For each line of the data below, copy it if it holds the word "Copied".

Element data from apps and pages:
★ ★ ★ ★ ★ ★ ★

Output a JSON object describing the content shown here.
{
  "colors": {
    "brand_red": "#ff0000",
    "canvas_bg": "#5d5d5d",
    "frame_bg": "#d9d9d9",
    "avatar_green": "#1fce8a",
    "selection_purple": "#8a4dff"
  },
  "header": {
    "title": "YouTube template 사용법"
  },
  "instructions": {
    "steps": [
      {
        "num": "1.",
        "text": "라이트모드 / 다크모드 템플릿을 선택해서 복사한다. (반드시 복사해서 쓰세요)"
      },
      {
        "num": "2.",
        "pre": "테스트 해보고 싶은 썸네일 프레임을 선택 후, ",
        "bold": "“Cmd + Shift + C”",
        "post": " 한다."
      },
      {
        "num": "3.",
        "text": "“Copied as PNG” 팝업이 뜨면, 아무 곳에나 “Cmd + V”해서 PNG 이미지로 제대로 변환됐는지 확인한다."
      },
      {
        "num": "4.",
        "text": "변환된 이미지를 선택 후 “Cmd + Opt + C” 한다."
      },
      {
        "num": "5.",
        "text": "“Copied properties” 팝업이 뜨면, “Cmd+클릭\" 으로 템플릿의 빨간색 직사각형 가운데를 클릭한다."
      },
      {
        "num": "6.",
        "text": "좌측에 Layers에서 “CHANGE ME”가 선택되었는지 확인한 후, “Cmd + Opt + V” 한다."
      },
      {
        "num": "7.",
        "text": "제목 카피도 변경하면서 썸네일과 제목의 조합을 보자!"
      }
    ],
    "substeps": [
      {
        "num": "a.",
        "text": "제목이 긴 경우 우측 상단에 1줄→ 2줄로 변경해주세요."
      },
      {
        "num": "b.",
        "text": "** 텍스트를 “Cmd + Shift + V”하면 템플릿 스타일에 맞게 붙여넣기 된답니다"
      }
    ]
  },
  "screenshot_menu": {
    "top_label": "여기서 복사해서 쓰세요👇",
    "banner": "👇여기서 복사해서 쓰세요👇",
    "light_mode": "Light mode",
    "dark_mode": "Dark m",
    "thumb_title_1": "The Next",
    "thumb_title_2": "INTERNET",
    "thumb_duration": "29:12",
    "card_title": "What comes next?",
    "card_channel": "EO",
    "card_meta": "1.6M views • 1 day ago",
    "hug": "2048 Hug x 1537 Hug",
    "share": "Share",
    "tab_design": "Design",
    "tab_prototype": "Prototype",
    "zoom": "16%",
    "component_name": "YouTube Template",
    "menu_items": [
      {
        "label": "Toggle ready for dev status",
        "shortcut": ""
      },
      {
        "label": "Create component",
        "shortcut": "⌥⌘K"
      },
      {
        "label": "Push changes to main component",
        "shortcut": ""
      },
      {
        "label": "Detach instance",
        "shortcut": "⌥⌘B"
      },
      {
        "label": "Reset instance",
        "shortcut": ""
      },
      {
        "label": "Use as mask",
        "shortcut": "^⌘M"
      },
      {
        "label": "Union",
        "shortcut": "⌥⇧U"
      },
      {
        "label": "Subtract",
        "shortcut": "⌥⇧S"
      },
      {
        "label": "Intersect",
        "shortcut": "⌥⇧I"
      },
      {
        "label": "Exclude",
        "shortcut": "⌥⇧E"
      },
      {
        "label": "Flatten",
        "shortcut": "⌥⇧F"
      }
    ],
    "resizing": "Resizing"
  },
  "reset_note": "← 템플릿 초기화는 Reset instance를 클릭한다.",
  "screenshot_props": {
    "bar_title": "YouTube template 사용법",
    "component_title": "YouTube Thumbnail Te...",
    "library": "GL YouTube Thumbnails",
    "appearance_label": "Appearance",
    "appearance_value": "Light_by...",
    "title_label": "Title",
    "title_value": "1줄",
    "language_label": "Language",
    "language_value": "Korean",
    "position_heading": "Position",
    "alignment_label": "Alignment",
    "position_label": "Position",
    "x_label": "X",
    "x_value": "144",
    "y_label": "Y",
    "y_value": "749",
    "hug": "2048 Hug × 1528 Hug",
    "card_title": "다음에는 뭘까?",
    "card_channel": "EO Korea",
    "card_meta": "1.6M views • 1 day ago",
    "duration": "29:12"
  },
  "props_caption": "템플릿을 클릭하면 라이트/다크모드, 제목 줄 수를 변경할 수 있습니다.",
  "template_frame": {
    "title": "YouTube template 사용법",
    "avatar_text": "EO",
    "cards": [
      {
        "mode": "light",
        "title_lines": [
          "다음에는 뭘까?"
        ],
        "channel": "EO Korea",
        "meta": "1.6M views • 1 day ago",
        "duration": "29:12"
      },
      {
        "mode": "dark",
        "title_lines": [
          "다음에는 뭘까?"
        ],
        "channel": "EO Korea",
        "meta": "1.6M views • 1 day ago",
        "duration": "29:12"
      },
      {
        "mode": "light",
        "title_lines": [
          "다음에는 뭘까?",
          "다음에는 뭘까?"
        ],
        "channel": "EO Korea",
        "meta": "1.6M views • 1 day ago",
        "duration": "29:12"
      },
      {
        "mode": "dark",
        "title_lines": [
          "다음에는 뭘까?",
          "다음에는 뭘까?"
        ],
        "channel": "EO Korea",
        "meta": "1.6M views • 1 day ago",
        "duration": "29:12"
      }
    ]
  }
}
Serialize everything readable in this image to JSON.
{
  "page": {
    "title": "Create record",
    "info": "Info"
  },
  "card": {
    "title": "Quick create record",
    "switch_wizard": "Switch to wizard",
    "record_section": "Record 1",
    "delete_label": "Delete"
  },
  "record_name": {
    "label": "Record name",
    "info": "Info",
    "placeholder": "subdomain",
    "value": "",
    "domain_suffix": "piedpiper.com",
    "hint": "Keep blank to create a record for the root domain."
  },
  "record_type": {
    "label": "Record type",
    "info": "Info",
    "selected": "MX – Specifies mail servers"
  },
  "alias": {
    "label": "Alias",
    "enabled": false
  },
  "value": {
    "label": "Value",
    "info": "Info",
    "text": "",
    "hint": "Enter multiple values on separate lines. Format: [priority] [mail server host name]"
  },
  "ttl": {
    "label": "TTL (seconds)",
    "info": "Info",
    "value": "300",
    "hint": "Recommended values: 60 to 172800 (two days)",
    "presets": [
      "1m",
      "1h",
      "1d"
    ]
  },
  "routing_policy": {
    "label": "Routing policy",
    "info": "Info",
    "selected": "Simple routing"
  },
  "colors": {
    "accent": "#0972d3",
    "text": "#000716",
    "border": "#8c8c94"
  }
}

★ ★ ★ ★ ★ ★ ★

Result for this task ::
        "text": "“Copied as PNG” 팝업이 뜨면, 아무 곳에나 “Cmd + V”해서 PNG 이미지로 제대로 변환됐는지 확인한다."
        "text": "“Copied properties” 팝업이 뜨면, “Cmd+클릭\" 으로 템플릿의 빨간색 직사각형 가운데를 클릭한다."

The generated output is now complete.